The MCH system has been extensively studied for its roles in regulating energy homeostasis (Pissios et al. 2006
). These data have suggested that the MCH system may be involved in many situations where energy homeostasis is perturbed. We chose to study the MCH system’s potential role in diet-induced thermogenesis induced by increased dietary fat consumption. This stimulus has been shown to affect the hypothalamic pathway which maintains homeostasis. In this report, we use MCH1R KO mice to show that the MCH system is involved in maintaining homeostasis when animals are exposed to increased fat consumption.
We show that the MCH system is involved in the adaptation to high-fat diet provided acutely.
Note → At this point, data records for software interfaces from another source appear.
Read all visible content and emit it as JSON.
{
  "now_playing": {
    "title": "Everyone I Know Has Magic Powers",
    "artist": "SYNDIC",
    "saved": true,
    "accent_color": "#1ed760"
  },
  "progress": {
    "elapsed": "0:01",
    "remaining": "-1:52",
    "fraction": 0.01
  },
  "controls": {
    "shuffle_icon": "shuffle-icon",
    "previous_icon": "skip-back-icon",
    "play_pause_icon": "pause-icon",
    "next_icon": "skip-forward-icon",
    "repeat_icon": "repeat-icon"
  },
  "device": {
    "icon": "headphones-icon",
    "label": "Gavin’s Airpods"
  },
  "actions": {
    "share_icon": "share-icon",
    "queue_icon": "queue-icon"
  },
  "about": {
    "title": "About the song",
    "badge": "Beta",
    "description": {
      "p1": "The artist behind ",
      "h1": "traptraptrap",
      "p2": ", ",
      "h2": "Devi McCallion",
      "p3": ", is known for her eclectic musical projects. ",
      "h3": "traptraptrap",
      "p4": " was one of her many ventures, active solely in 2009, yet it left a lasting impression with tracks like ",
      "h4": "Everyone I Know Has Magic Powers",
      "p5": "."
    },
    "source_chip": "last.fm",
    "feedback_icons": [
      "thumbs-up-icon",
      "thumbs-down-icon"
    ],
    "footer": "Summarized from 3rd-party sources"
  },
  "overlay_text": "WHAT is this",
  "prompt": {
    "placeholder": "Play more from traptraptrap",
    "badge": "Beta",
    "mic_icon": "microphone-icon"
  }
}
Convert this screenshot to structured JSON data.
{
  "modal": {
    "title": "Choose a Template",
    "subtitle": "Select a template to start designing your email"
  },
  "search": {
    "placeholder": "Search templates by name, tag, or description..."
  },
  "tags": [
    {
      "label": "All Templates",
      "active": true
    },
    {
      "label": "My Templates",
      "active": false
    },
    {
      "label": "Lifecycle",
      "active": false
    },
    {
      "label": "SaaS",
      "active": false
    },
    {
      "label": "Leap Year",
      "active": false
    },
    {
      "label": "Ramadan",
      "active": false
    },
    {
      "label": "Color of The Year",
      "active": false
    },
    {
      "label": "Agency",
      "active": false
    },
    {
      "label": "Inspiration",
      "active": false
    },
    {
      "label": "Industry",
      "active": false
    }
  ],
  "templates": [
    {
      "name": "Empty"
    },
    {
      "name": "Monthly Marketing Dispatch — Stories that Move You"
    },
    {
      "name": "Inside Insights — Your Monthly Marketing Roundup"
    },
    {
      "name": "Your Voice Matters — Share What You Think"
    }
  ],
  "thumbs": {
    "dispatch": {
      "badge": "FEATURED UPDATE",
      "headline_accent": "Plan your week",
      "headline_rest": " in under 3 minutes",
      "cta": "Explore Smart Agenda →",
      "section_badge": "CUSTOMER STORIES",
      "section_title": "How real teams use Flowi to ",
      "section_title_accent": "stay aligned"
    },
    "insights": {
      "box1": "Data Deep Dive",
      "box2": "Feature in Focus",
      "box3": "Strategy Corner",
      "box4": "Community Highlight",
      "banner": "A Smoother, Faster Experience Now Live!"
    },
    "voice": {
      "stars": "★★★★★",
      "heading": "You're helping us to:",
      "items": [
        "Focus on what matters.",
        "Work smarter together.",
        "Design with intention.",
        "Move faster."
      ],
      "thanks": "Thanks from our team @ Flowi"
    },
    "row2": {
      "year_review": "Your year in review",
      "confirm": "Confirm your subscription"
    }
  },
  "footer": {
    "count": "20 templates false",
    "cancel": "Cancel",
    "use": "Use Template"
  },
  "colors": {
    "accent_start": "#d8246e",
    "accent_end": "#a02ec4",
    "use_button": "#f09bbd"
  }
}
When they were fed with normal chow, MCH1R KO mice showed hyperphagia as previously described, possibly secondary to their increased metabolism and activity (Marsh et al. 2002
). In young and lean animals, transition from low- to high-fat diet leads to a marked hyperphagia due to the novelty and palatability of the high-fat diet. This transition is then followed by a reduced food intake to account for the higher energy content of the diet. MCH1R KO mice, however, did not exhibit hyperphagia but instead an immediate reduction in food intake. This suggests that MCH1R KO mice do not show a tendency to prefer high-fat diet. Most notably, the feed efficiency of MCH1R KO mice during the 72 h of HF diet was significantly lower than that of WT mice which suggests that the MCH system might regulate metabolic responses upon exposure to high-fat diet. This led us to monitor the acute metabolic changes of these mice upon high-fat diet consumption by monitoring their RER and VO2
When exposed to high calorific food in mice, VO2
increases due to increase in locomotor activity. Both WT and MCH1R KO mice have been shown to exhibit an increase in locomotor activity upon transition to a MHF diet (Zhou et al. 2005
), but the effect on VO2
was not reported. Our results show no significant difference in the VO2
of MCH1R KO mice upon exposure to high-fat diet. This is surprising especially since mice lacking ppMCH exhibit a higher VO2
and a higher locomotor activity after 24 h of high-fat diet than WT mice (Kokkotou et al. 2005
). It may, however, be explained at least in part by our RER results. RER values represent the energy fuel that animals use. High RER indicates increased utilization of carbohydrates for energy consumption whereas low RER indicates increased utilization of fatty acids. Therefore, high RER values in animals lead to increased risk of weight gain. Transition to HF diet usually decreases RER values to increase fat oxidation so that animals do not gain weight. Our study shows that RER values of WT mice increased significantly during the first 24-h HF diet before decreasing during the 24–72 h of HF diet, as expected. On the other hand, the RER values of MCH1R KO mice subjected to the same paradigm are high on LF diet and gradually decrease when put on HF diet. They do not show the burst in increase in the first 24 h of HF diet as do the WT mice. This suggests that the MCH1R KO mice can increase fat oxidation more efficiently. This might also have contributed to the resistance to weight gain in MCH1R KO mice upon HF diet. This finding suggests that the MCH system can modulate fat/carbohydrate oxidation, especially when animals are acutely exposed to HF diet. This is in agreement with the studies that have reported that MCH1R antagonists induce significant weight loss than a pair-fed group (Huang et al. 2005
; Ito et al. 2010
). Ito et al. reported that chronic MCH1R antagonist treatments into DIO mice slightly increased fatty acid oxidation and reduced serum-free fatty acid level, but not triglyceride level (Ito et al. 2010
). These findings suggest that MCH1R signaling modulates fatty acid oxidation when animals are exposed to HF diet. Also, it has been reported that MCH1R KO mice have slightly lower triglyceride level than WT mice (77
10 mg/dl for WT vs. 69
6 mg/dl for MCH1R KO; Marsh et al. 2002
). We therefore predict that the reduced body weight gains of MCH1R KO mice upon HF diet might be accompanied by lower triglyceride/free fatty acid levels. Together, these data point at the MCH system as being involved in the adaptation of the organism to excess caloric consumption.
In summary, our experiments show that the endogenous MCH system has an important role in regulating energy homeostasis upon high-fat diet consumption. It, however, remains to be described how the MCH system regulates these processes.